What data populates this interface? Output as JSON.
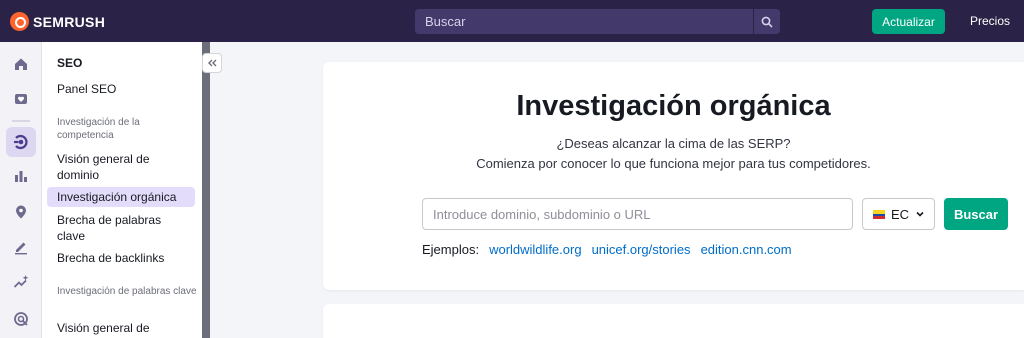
{
  "header": {
    "brand": "SEMRUSH",
    "search_placeholder": "Buscar",
    "update_label": "Actualizar",
    "prices_label": "Precios"
  },
  "rail": {
    "icons": [
      "home-icon",
      "heart-icon",
      "seo-icon",
      "bar-chart-icon",
      "location-pin-icon",
      "pencil-icon",
      "sparkle-chart-icon",
      "target-icon"
    ]
  },
  "sidebar": {
    "section": "SEO",
    "dashboard": "Panel SEO",
    "group_competition": "Investigación de la competencia",
    "domain_overview": "Visión general de dominio",
    "organic_research": "Investigación orgánica",
    "keyword_gap": "Brecha de palabras clave",
    "backlink_gap": "Brecha de backlinks",
    "group_keywords": "Investigación de palabras clave",
    "keyword_overview": "Visión general de"
  },
  "main": {
    "title": "Investigación orgánica",
    "subtitle_1": "¿Deseas alcanzar la cima de las SERP?",
    "subtitle_2": "Comienza por conocer lo que funciona mejor para tus competidores.",
    "input_placeholder": "Introduce dominio, subdominio o URL",
    "country": "EC",
    "search_button": "Buscar",
    "examples_label": "Ejemplos:",
    "examples": [
      "worldwildlife.org",
      "unicef.org/stories",
      "edition.cnn.com"
    ]
  },
  "colors": {
    "topbar": "#2b2347",
    "accent_green": "#00a682",
    "active_item": "#e4dcfb",
    "link": "#006dca",
    "brand_orange": "#ff642d"
  }
}
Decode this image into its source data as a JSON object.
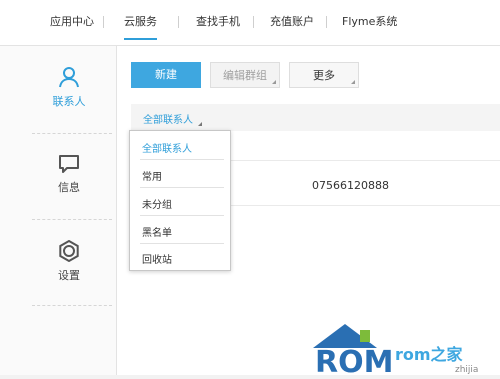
{
  "nav": {
    "items": [
      "应用中心",
      "云服务",
      "查找手机",
      "充值账户",
      "Flyme系统"
    ],
    "active": "云服务"
  },
  "sidebar": {
    "items": [
      {
        "label": "联系人",
        "icon": "person-icon"
      },
      {
        "label": "信息",
        "icon": "message-icon"
      },
      {
        "label": "设置",
        "icon": "gear-icon"
      }
    ]
  },
  "toolbar": {
    "new_label": "新建",
    "edit_group_label": "编辑群组",
    "more_label": "更多"
  },
  "filter": {
    "label": "全部联系人"
  },
  "contacts": [
    {
      "phone": "07566120888"
    }
  ],
  "dropdown": {
    "options": [
      "全部联系人",
      "常用",
      "未分组",
      "黑名单",
      "回收站"
    ],
    "selected": "全部联系人"
  },
  "watermark": {
    "text1": "ROM",
    "text2": "rom之家",
    "text3": "zhijia"
  },
  "colors": {
    "accent": "#2f9ed9",
    "primary_button": "#3ea7e0",
    "logo_blue": "#2a6fb3"
  }
}
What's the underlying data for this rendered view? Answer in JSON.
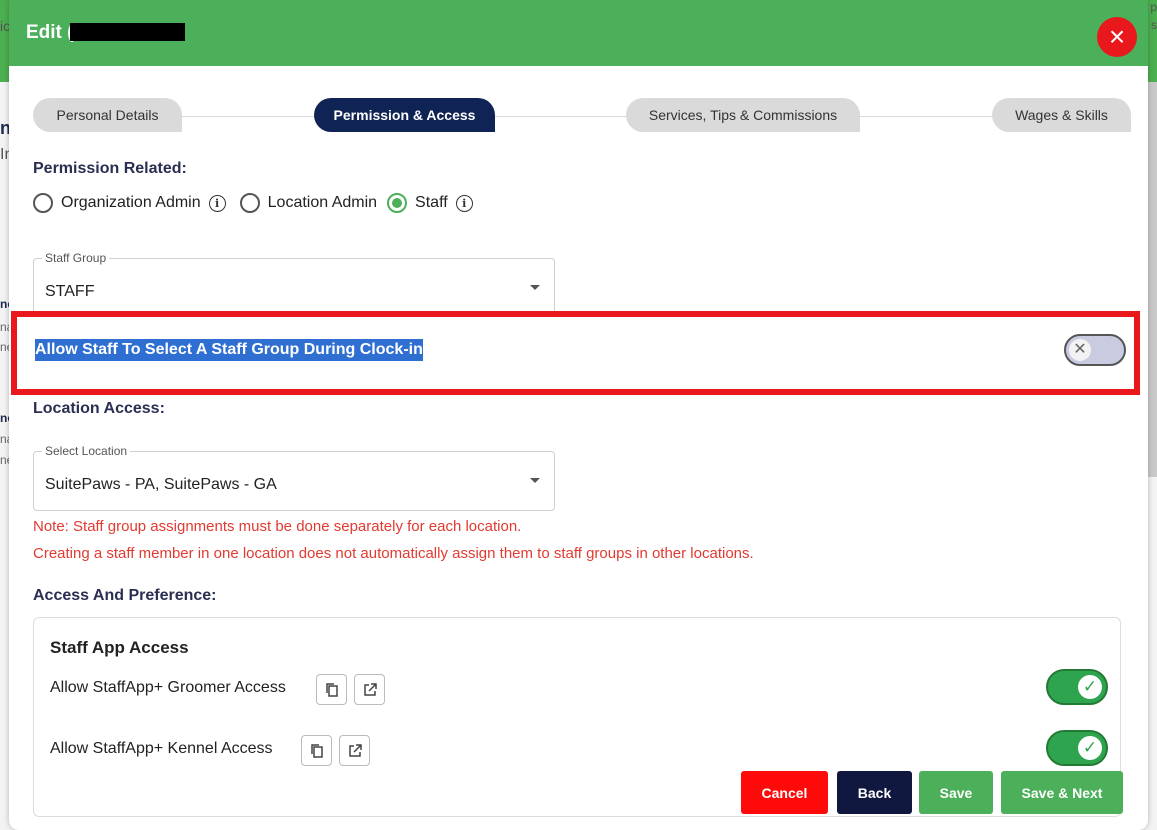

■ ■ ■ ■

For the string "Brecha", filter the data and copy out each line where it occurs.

    "keyword_gap": "Brecha de palabras clave",
    "backlink_gap": "Brecha de backlinks",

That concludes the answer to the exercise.